- PROJECT OBJECTIVE: Build an automated watering system for your garden that decides, based on soil humidity, temperature and time, when to water your plants.
- HARDWARE REQUIREMENTS: Provided in the Mango Labs Mechatronics Maker Kit: Arduino-compatible board, USB cable, RTC module, SSR module, temperature sensor, RGB LED module, 2 x 10K resistors, 16 male to male jumper cables, 2 male to female jumper cables, mini breadboard, 12v power supply.
Additional hardware: computer, electrovalve (I used a washing machine valve that is easy to find), 2 male plugs, 1 female plug, glue gun, 2 galvanized nails, thin solid core wire (stripped telephone or network cable), 16 AWG cable (length will depend on your installation.
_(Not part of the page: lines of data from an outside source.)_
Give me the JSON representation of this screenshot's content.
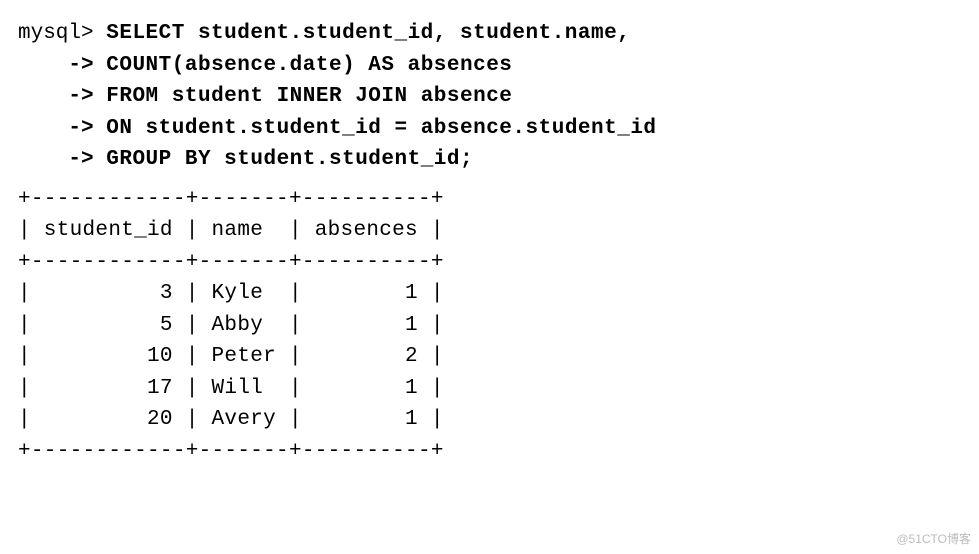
{
  "query": {
    "prompt": "mysql>",
    "cont": "->",
    "lines": [
      "SELECT student.student_id, student.name,",
      "COUNT(absence.date) AS absences",
      "FROM student INNER JOIN absence",
      "ON student.student_id = absence.student_id",
      "GROUP BY student.student_id;"
    ]
  },
  "result": {
    "border_top": "+------------+-------+----------+",
    "header": "| student_id | name  | absences |",
    "border_mid": "+------------+-------+----------+",
    "rows": [
      "|          3 | Kyle  |        1 |",
      "|          5 | Abby  |        1 |",
      "|         10 | Peter |        2 |",
      "|         17 | Will  |        1 |",
      "|         20 | Avery |        1 |"
    ],
    "border_bot": "+------------+-------+----------+"
  },
  "chart_data": {
    "type": "table",
    "columns": [
      "student_id",
      "name",
      "absences"
    ],
    "rows": [
      {
        "student_id": 3,
        "name": "Kyle",
        "absences": 1
      },
      {
        "student_id": 5,
        "name": "Abby",
        "absences": 1
      },
      {
        "student_id": 10,
        "name": "Peter",
        "absences": 2
      },
      {
        "student_id": 17,
        "name": "Will",
        "absences": 1
      },
      {
        "student_id": 20,
        "name": "Avery",
        "absences": 1
      }
    ]
  },
  "watermark": "@51CTO博客"
}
Vulcanized/outdoor cable or terminals would work fine), CR2032 coin battery, small star screwdriver, pliers/crimper.
- SOFTWARE REQUIREMENTS: Arduino environment (or online editor). Download the RTC library here. Unzip and paste the folder in the Arduino libraries folder. It’s in the same location as your default sketches. You can look it up under File/Preferences Sketchbook location.
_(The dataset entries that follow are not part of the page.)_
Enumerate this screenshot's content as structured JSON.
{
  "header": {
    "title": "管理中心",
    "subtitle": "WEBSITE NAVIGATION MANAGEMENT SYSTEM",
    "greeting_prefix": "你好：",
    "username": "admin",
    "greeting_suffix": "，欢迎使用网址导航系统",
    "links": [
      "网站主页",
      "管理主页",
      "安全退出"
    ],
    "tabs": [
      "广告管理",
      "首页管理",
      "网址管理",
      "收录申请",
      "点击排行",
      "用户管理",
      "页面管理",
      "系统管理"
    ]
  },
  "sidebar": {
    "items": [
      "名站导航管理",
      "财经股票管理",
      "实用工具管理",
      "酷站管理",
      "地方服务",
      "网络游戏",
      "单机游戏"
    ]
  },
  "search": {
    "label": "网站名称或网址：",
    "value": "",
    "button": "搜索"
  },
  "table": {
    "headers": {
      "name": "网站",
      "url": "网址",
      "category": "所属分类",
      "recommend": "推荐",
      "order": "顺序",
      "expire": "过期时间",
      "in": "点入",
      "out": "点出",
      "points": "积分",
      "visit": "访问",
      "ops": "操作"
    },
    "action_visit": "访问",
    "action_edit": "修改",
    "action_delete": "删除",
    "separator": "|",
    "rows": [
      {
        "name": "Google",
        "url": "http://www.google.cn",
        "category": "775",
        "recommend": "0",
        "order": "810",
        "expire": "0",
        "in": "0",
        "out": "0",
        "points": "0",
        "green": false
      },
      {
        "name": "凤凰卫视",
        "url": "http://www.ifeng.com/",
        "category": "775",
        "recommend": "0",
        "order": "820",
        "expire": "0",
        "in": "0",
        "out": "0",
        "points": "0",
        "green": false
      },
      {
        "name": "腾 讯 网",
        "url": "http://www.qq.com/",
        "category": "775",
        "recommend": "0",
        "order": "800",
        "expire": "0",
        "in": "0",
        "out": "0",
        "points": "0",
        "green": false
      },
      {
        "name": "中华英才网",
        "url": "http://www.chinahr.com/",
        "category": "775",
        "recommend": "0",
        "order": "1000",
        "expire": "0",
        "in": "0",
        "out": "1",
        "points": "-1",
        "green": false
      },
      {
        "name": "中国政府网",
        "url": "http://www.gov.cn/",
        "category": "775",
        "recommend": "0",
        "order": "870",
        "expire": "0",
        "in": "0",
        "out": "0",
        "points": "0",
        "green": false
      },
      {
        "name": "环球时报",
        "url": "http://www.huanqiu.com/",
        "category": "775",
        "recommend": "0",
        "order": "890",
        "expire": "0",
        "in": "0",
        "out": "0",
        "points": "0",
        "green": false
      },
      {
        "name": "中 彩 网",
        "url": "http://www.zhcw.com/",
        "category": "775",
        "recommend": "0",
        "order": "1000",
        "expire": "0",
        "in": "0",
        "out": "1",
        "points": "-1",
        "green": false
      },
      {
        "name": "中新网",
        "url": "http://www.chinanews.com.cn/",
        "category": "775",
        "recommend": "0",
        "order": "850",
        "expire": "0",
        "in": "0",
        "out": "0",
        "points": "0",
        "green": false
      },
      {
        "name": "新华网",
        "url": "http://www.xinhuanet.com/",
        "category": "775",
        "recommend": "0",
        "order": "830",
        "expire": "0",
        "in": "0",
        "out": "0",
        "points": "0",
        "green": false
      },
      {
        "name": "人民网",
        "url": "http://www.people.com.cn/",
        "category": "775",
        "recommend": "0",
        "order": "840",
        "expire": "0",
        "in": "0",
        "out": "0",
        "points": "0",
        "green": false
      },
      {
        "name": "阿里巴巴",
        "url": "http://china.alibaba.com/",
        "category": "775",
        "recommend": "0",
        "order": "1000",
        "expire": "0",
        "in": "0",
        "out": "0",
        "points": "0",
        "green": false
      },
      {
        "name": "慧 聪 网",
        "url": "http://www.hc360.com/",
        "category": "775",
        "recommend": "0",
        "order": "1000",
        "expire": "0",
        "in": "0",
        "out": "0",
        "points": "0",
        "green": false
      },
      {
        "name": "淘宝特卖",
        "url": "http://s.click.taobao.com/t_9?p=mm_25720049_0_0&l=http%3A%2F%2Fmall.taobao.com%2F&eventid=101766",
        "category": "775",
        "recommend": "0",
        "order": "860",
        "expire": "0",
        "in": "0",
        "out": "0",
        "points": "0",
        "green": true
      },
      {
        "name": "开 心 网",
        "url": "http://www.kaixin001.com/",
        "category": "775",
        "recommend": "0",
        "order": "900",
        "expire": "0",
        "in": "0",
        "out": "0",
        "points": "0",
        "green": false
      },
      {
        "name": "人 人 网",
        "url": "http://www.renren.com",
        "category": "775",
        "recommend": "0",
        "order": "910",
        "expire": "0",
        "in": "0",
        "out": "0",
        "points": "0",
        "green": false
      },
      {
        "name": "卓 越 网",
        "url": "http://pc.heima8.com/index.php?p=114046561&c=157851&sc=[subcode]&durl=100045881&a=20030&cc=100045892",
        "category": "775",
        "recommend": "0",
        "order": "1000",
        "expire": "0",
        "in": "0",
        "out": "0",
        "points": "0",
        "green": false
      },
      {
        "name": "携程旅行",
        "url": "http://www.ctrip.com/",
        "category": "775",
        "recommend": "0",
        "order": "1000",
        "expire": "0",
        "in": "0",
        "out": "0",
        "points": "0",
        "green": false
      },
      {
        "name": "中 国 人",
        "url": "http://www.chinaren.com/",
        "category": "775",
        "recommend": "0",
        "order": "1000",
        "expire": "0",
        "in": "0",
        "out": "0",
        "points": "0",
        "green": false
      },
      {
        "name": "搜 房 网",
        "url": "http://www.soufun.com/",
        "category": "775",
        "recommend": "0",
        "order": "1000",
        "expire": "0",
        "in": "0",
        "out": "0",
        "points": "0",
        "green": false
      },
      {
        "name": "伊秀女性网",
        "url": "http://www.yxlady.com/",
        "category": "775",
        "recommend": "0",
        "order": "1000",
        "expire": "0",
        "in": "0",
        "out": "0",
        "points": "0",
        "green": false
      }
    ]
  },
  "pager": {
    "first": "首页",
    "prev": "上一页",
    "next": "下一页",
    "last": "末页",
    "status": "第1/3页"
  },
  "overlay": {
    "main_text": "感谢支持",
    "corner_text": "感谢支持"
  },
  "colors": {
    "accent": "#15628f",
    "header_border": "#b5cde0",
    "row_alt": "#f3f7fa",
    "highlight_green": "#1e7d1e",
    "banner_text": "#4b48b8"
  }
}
- KNOW-HOW REQUIREMENTS: Basic Arduino environment knowledge (learn more here). Basic electrical skills.
The crucial part for this project is the solenoid valve / electrovalve. I have found out that washing machine valves are that the easiest to source and to set up.
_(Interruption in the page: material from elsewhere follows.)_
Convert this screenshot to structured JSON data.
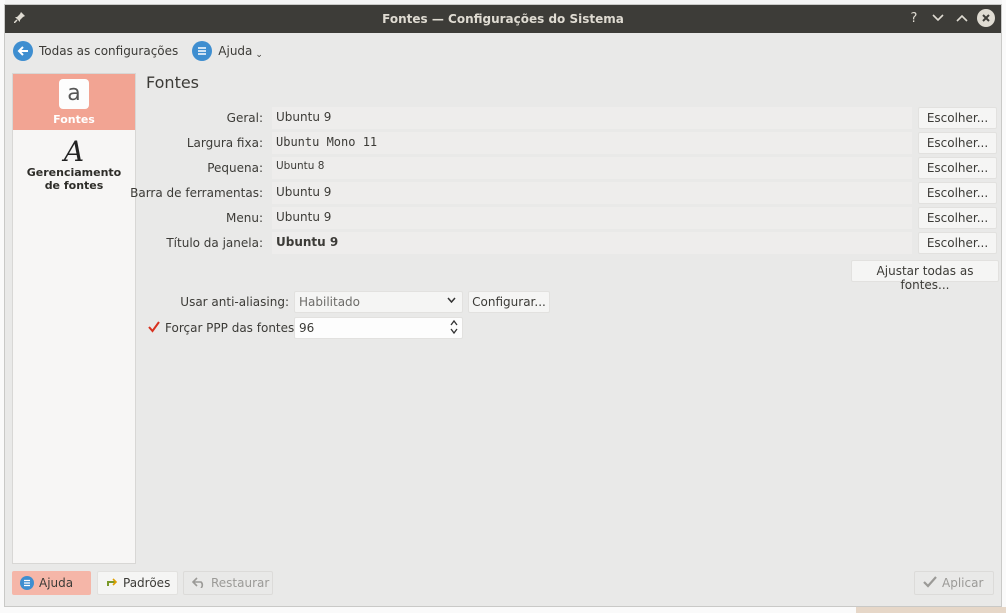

It doesn’t matter what model you get. What is important is to check if it will be easy for you to connect it to your water supply. Washing machine electrovalves come with a threaded inlet side where you connect it to your supply with a standard washing machine hose, which has the same threading and size as most garden spouts. So that should make things easier.
Once you have your electrovalve you have to attach some cables to it. Choose cable that is long enough to enable you to place your electronics at safe distance from the water. If you have a soldering gun, you can solder the cable to the terminals. For insulating the terminals I recommend shrink-wrap tubing.
If you don’t want to solder you can also crimp a terminal and connect it to the electrovalve. I suggest shrink-wrapping the whole terminal.
At the other end of the cable you have two choices. You can connect one lead to the solid state relay and go from there to your plug and connect the other lead of the electrovalve to the plug. Take care to strip only a small amount of insulation from the cables you are connecting to the relay board.
Otherwise, I would recommend connecting a male plug to the electrovalve and a female one to the SSR module and screw them both to a board (as on the Bluetooth-controlled slow cooker Lab Idea).
For your soil humidity sensor you need two galvanized nails 4 inches or more. At the top you have to wrap some copper cable to connect it to your Arduino-compatible board. Solid core cable works better; if you are placing your electronics some distance away from your garden and water (which would make sense) you could use solid core telephone cable. Strip a good length of insulation away from your wire.
Coil it a couple of times around your nails and twist it to secure it.
You should insert them in the soil 2.5 cm apart.
Follow the diagram to wire the circuit and take special care in checking that all the wiring that goes to mains is OK. Upload the sketch from here or copy the code below to your Arduino-compatible board. Time will automatically be set on the RTC board so be sure to have the coin battery already installed; this way, it won’t reset when you unplug it. Unplug the USB and plug the power supply to your Arduino-compatible board to perform a last check.
It’s a good idea to protect your electronics from water. A fast and cheap way to do it is to put everything in a plastic container.
Connect your electrovalve to your water supply. Using a washing machine hose worked for me.
You could also use a hose clamp and a regular hose.
I connected the other end of the washing machine hose to the bronze coupling of my garden hose (in order to extend the range) and added a packing to get a tight fit.
Pin your nails in the garden, plug the12v power supply to your Arduino-compatible board, plug your electrovalve to the SSR controlled female plug, plug your SSR to mains and you should be done.
The system checks for normal conditions for every sensor at startup and will light the LED red if something is wrong (it will also send a message through the serial port indicating if there’s a problem in a specific sensor). Every six minutes it will check the input variables (and blink white) to decide if watering is needed.